I am a follower of several social media groups dedicated to barbecue, smoking, grilling, etc. The most common question that pops up in the comments section is “time and temperature, please?”. I will attempt to give the most concise answer as is possible to one such question. How long to cook pork shoulder at 300 degrees Fahrenheit?
All veterans of slow cooking agree on the same time when slow cooking meat,” it’s done when it’s done”. A pork shoulder cooked at 300 degrees Fahrenheit will take between 4 and 8 hours depending on several factors. The most important thing is that the pork reaches an internal temperature of 160 degrees Fahrenheit. This temperature ensures that all food borne bacteria found with the pork is destroyed and also the collagen and connective tissues within the shoulder are surely rendered resulting in the most tender product possible.
If a recipe states that a cook time ranges from 6-8 hours then it’s best to plan for a longer cook time especially when expecting guests. It’s much easier to keep the shoulder warm than to rush and ruin dinner.
Yes and no. No two cuts of meat behave the same even when they come from the same animal. Anyone that has ever cooked an entire, chicken, turkey, or hog will tell you the key to success is even cooking. You can make the cooking time more efficient by bringing the pork shoulder to room temperature before cooking along with preheating your cooking device. Placing a cold shoulder into the cooker works as well as giving the “cold shoulder” to your significant other. A room temperature shoulder will heat more evenly and, subsequently, cook more efficiently. A soak in brine 24hrs before the cook will add moisture that will help conduct heat and assist in cooking the shoulder from the inside out.

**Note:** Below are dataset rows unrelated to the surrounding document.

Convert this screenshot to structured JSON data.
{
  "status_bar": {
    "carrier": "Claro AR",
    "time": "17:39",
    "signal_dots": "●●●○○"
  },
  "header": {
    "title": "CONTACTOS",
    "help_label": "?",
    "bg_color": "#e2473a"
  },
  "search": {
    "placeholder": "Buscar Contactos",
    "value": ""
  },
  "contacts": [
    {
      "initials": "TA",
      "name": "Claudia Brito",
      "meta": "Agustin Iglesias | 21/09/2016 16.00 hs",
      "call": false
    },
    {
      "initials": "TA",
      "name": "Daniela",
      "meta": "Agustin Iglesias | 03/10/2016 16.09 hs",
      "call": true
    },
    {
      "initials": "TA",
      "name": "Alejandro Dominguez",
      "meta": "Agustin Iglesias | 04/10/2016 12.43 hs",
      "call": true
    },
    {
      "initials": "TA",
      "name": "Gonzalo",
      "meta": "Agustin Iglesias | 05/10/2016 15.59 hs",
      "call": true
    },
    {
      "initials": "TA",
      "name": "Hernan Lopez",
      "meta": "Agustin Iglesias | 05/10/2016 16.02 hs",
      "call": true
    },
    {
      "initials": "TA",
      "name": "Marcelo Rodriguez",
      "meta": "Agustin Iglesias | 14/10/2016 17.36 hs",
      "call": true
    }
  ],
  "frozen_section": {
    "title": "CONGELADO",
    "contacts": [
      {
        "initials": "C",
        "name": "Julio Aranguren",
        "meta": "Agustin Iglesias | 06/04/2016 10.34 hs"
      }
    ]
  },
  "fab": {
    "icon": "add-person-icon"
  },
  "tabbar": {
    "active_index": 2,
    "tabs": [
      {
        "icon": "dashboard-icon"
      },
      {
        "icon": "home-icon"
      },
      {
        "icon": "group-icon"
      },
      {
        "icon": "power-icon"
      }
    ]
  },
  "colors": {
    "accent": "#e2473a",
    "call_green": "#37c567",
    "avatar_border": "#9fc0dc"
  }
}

There are methods of cooking such as braising and 3-2-1 that claim to be faster but they simply introduce the pork to a liquid that more efficiently redistributes heat to maximize the cook. An internal temperature of 160 degrees Fahrenheit is still necessary.

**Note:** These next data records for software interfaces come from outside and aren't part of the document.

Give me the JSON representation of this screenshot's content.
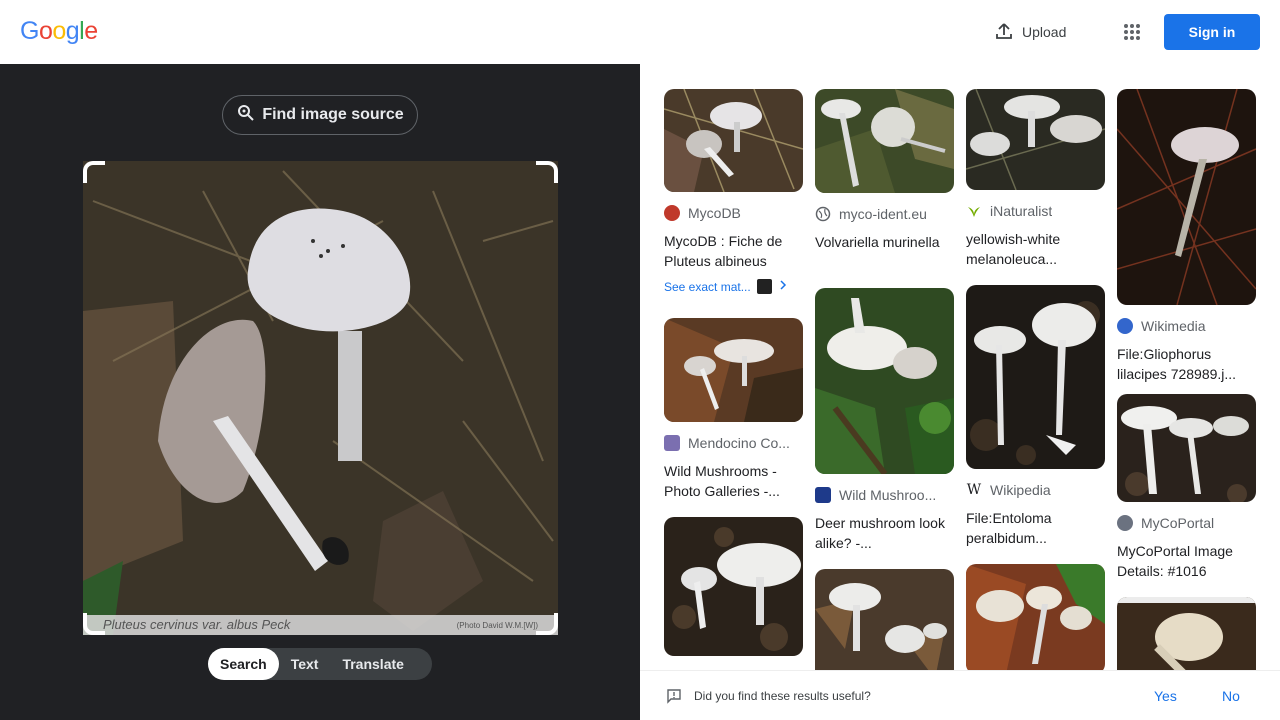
{
  "header": {
    "logo_letters": [
      "G",
      "o",
      "o",
      "g",
      "l",
      "e"
    ],
    "logo_colors": [
      "#4285F4",
      "#EA4335",
      "#FBBC05",
      "#4285F4",
      "#34A853",
      "#EA4335"
    ],
    "upload_label": "Upload",
    "signin_label": "Sign in"
  },
  "left": {
    "find_source_label": "Find image source",
    "caption_left": "Pluteus cervinus var. albus Peck",
    "caption_right": "(Photo David W.M.[W])",
    "tabs": [
      {
        "label": "Search",
        "active": true
      },
      {
        "label": "Text",
        "active": false
      },
      {
        "label": "Translate",
        "active": false
      }
    ]
  },
  "results": {
    "col1": [
      {
        "source": "MycoDB",
        "title": "MycoDB : Fiche de Pluteus albineus",
        "exact": "See exact mat...",
        "fav_color": "#c0392b",
        "thumb": "grass_brown"
      },
      {
        "source": "Mendocino Co...",
        "title": "Wild Mushrooms - Photo Galleries -...",
        "fav_color": "#7b6fb0",
        "thumb": "leaf_brown"
      },
      {
        "source": "",
        "title": "",
        "fav_color": "",
        "thumb": "dark_soil"
      }
    ],
    "col2": [
      {
        "source": "myco-ident.eu",
        "title": "Volvariella murinella",
        "fav_color": "#5f6368",
        "thumb": "moss_green"
      },
      {
        "source": "Wild Mushroo...",
        "title": "Deer mushroom look alike? -...",
        "fav_color": "#1e3a8a",
        "thumb": "moss_green2"
      },
      {
        "source": "",
        "title": "",
        "fav_color": "",
        "thumb": "forest_floor"
      }
    ],
    "col3": [
      {
        "source": "iNaturalist",
        "title": "yellowish-white melanoleuca...",
        "fav_color": "#74ac00",
        "thumb": "dark_twigs"
      },
      {
        "source": "Wikipedia",
        "title": "File:Entoloma peralbidum...",
        "fav_color": "#ffffff",
        "thumb": "dark_soil2"
      },
      {
        "source": "",
        "title": "",
        "fav_color": "",
        "thumb": "red_leaves"
      }
    ],
    "col4": [
      {
        "source": "Wikimedia",
        "title": "File:Gliophorus lilacipes 728989.j...",
        "fav_color": "#3366cc",
        "thumb": "red_twigs"
      },
      {
        "source": "MyCoPortal",
        "title": "MyCoPortal Image Details: #1016",
        "fav_color": "#6b7280",
        "thumb": "dark_soil3"
      },
      {
        "source": "",
        "title": "",
        "fav_color": "",
        "thumb": "beige_cap"
      }
    ]
  },
  "feedback": {
    "question": "Did you find these results useful?",
    "yes": "Yes",
    "no": "No"
  }
}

A quality probe thermometer is a must for anyone who wants to cook, especially with low-and-slow methods. Probe thermometers have become quite affordable and come in a variety of styles such as wireless and Bluetooth, which sends information directly to your phone, tablet, or another connected device. These thermometers work with grills, smokers, and ovens and will provide instant insight as to what is happening to the meat during the cooking process.
Also, websites, cookbooks, or favorite TV chefs will comment about fat melting during a cook. Fat DOES NOT melt. Fat will render, soften, and release moisture that will braise meat internally but it will not melt. A thick fat cap is usually found on a pork shoulder under a layer of skin and this will act as an insulator. This cap is best placed between meat and the heat source (or towards convection) to prevent unevenly cooking the shoulder.
Everyone has an opinion about how things should be cooked, which wood is best, which smoker/oven/grill is best, which sauce is best…etc. Someone will inevitably criticize any method chosen to cook a pork shoulder. Ignore them and make food in a way that satisfies everyone. Just get that internal temperature to 160 degrees Fahrenheit and the rest is subjective.